─── Information given

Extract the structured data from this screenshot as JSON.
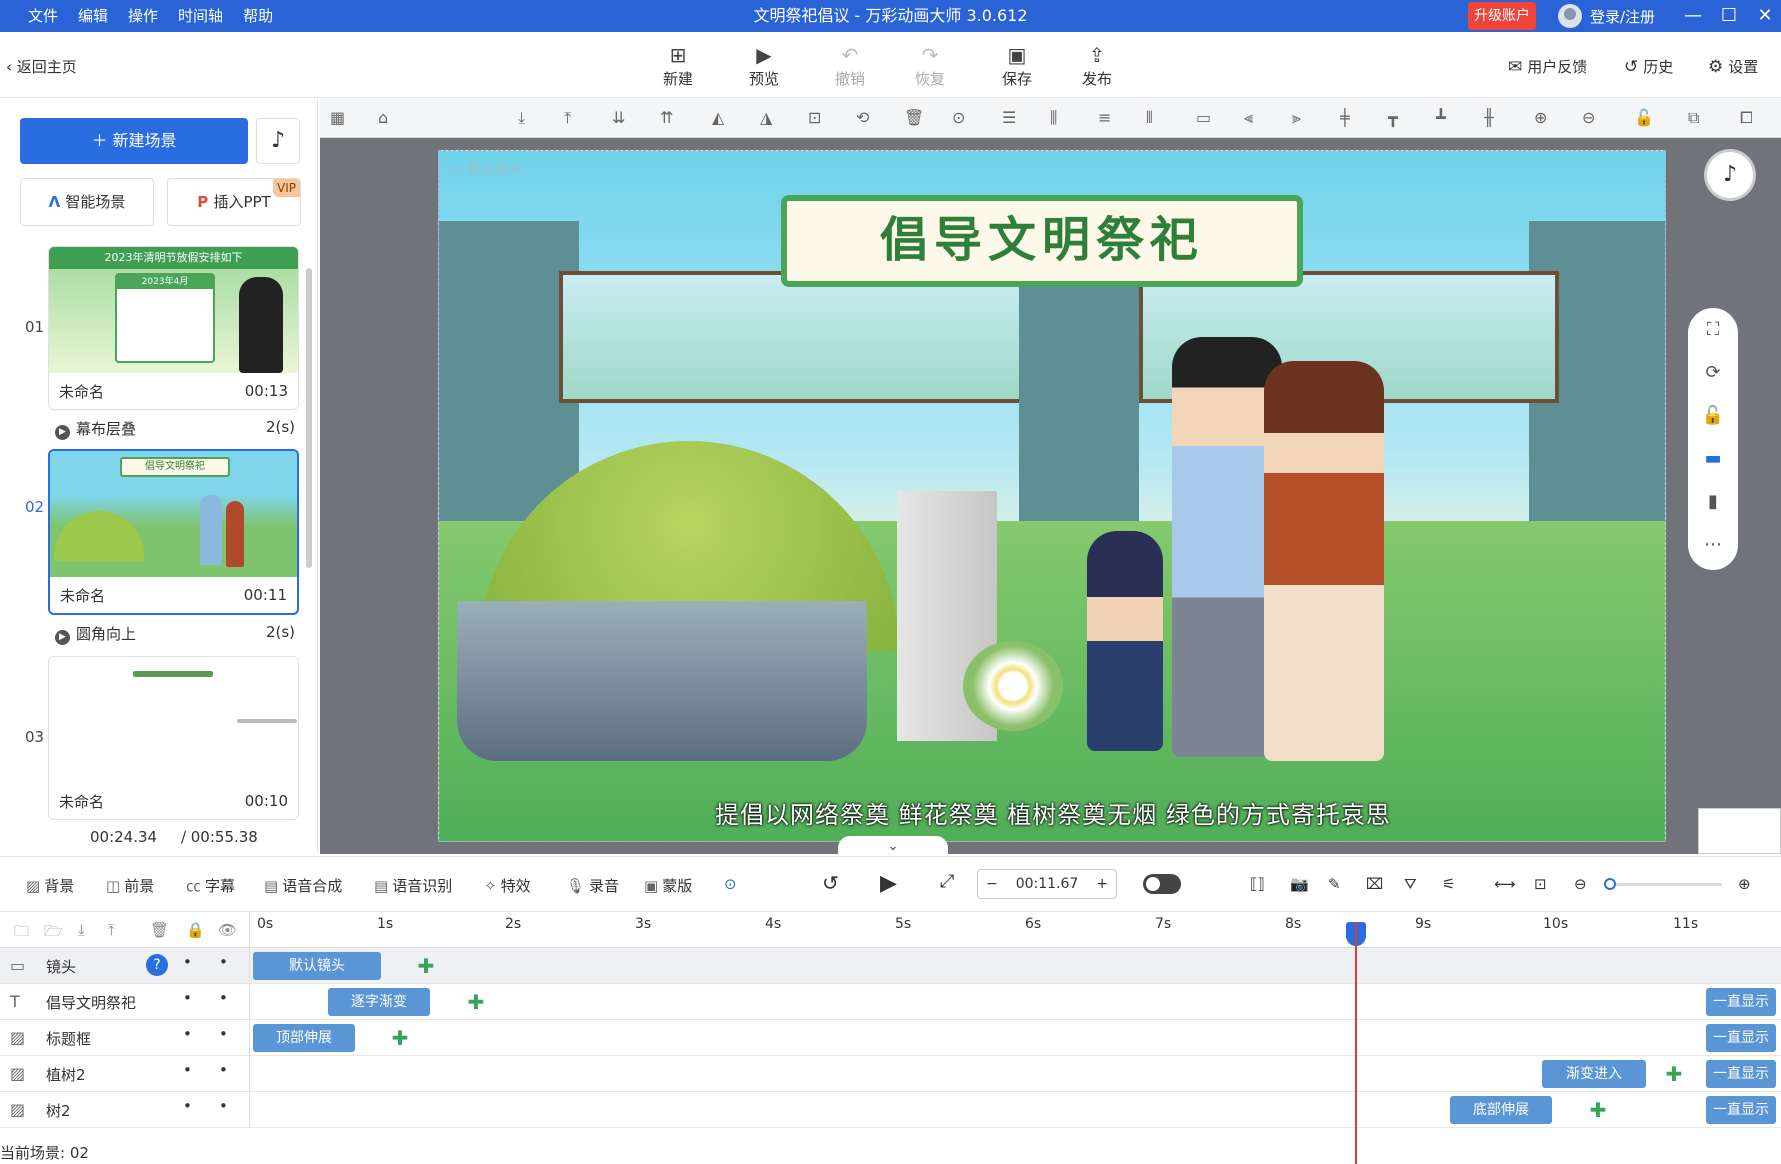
{
  "titlebar": {
    "menu": [
      "文件",
      "编辑",
      "操作",
      "时间轴",
      "帮助"
    ],
    "title": "文明祭祀倡议 - 万彩动画大师 3.0.612",
    "upgrade": "升级账户",
    "login": "登录/注册",
    "controls": [
      "—",
      "☐",
      "✕"
    ]
  },
  "toolbar": {
    "back": "返回主页",
    "buttons": [
      {
        "label": "新建",
        "icon": "plus-square-icon"
      },
      {
        "label": "预览",
        "icon": "play-icon"
      },
      {
        "label": "撤销",
        "icon": "undo-icon"
      },
      {
        "label": "恢复",
        "icon": "redo-icon"
      },
      {
        "label": "保存",
        "icon": "save-icon"
      },
      {
        "label": "发布",
        "icon": "publish-icon"
      }
    ],
    "right": [
      "用户反馈",
      "历史",
      "设置"
    ]
  },
  "left": {
    "new_scene": "新建场景",
    "smart_scene": "智能场景",
    "insert_ppt": "插入PPT",
    "vip": "VIP",
    "scenes": [
      {
        "num": "01",
        "name": "未命名",
        "duration": "00:13",
        "thumb_title": "2023年清明节放假安排如下",
        "thumb_sub": "2023年4月"
      },
      {
        "num": "02",
        "name": "未命名",
        "duration": "00:11",
        "thumb_title": "倡导文明祭祀"
      },
      {
        "num": "03",
        "name": "未命名",
        "duration": "00:10"
      }
    ],
    "transitions": [
      {
        "name": "幕布层叠",
        "duration": "2(s)"
      },
      {
        "name": "圆角向上",
        "duration": "2(s)"
      }
    ],
    "current_time": "00:24.34",
    "total_time": "/ 00:55.38"
  },
  "canvas": {
    "camera_label": "默认镜头",
    "sign_text": "倡导文明祭祀",
    "subtitle": "提倡以网络祭奠 鲜花祭奠 植树祭奠无烟 绿色的方式寄托哀思"
  },
  "timeline_bar": {
    "tools": [
      "背景",
      "前景",
      "字幕",
      "语音合成",
      "语音识别",
      "特效",
      "录音",
      "蒙版"
    ],
    "time": "00:11.67",
    "minus": "−",
    "plus": "+"
  },
  "timeline": {
    "ticks": [
      "0s",
      "1s",
      "2s",
      "3s",
      "4s",
      "5s",
      "6s",
      "7s",
      "8s",
      "9s",
      "10s",
      "11s"
    ],
    "rows": [
      {
        "icon": "camera-icon",
        "name": "镜头",
        "clips": [
          "默认镜头"
        ]
      },
      {
        "icon": "text-icon",
        "name": "倡导文明祭祀",
        "clips": [
          "逐字渐变",
          "一直显示"
        ]
      },
      {
        "icon": "image-icon",
        "name": "标题框",
        "clips": [
          "顶部伸展",
          "一直显示"
        ]
      },
      {
        "icon": "image-icon",
        "name": "植树2",
        "clips": [
          "渐变进入",
          "一直显示"
        ]
      },
      {
        "icon": "image-icon",
        "name": "树2",
        "clips": [
          "底部伸展",
          "一直显示"
        ]
      }
    ],
    "current_scene": "当前场景: 02"
  }
}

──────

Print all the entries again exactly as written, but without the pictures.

Extract the structured data from this screenshot as JSON.
{
  "titlebar": {
    "menu": [
      "文件",
      "编辑",
      "操作",
      "时间轴",
      "帮助"
    ],
    "title": "文明祭祀倡议 - 万彩动画大师 3.0.612",
    "upgrade": "升级账户",
    "login": "登录/注册",
    "controls": [
      "—",
      "☐",
      "✕"
    ]
  },
  "toolbar": {
    "back": "返回主页",
    "buttons": [
      {
        "label": "新建",
        "icon": "plus-square-icon"
      },
      {
        "label": "预览",
        "icon": "play-icon"
      },
      {
        "label": "撤销",
        "icon": "undo-icon"
      },
      {
        "label": "恢复",
        "icon": "redo-icon"
      },
      {
        "label": "保存",
        "icon": "save-icon"
      },
      {
        "label": "发布",
        "icon": "publish-icon"
      }
    ],
    "right": [
      "用户反馈",
      "历史",
      "设置"
    ]
  },
  "left": {
    "new_scene": "新建场景",
    "smart_scene": "智能场景",
    "insert_ppt": "插入PPT",
    "vip": "VIP",
    "scenes": [
      {
        "num": "01",
        "name": "未命名",
        "duration": "00:13",
        "thumb_title": "2023年清明节放假安排如下",
        "thumb_sub": "2023年4月"
      },
      {
        "num": "02",
        "name": "未命名",
        "duration": "00:11",
        "thumb_title": "倡导文明祭祀"
      },
      {
        "num": "03",
        "name": "未命名",
        "duration": "00:10"
      }
    ],
    "transitions": [
      {
        "name": "幕布层叠",
        "duration": "2(s)"
      },
      {
        "name": "圆角向上",
        "duration": "2(s)"
      }
    ],
    "current_time": "00:24.34",
    "total_time": "/ 00:55.38"
  },
  "canvas": {
    "camera_label": "默认镜头",
    "sign_text": "倡导文明祭祀",
    "subtitle": "提倡以网络祭奠 鲜花祭奠 植树祭奠无烟 绿色的方式寄托哀思"
  },
  "timeline_bar": {
    "tools": [
      "背景",
      "前景",
      "字幕",
      "语音合成",
      "语音识别",
      "特效",
      "录音",
      "蒙版"
    ],
    "time": "00:11.67",
    "minus": "−",
    "plus": "+"
  },
  "timeline": {
    "ticks": [
      "0s",
      "1s",
      "2s",
      "3s",
      "4s",
      "5s",
      "6s",
      "7s",
      "8s",
      "9s",
      "10s",
      "11s"
    ],
    "rows": [
      {
        "icon": "camera-icon",
        "name": "镜头",
        "clips": [
          "默认镜头"
        ]
      },
      {
        "icon": "text-icon",
        "name": "倡导文明祭祀",
        "clips": [
          "逐字渐变",
          "一直显示"
        ]
      },
      {
        "icon": "image-icon",
        "name": "标题框",
        "clips": [
          "顶部伸展",
          "一直显示"
        ]
      },
      {
        "icon": "image-icon",
        "name": "植树2",
        "clips": [
          "渐变进入",
          "一直显示"
        ]
      },
      {
        "icon": "image-icon",
        "name": "树2",
        "clips": [
          "底部伸展",
          "一直显示"
        ]
      }
    ],
    "current_scene": "当前场景: 02"
  }
}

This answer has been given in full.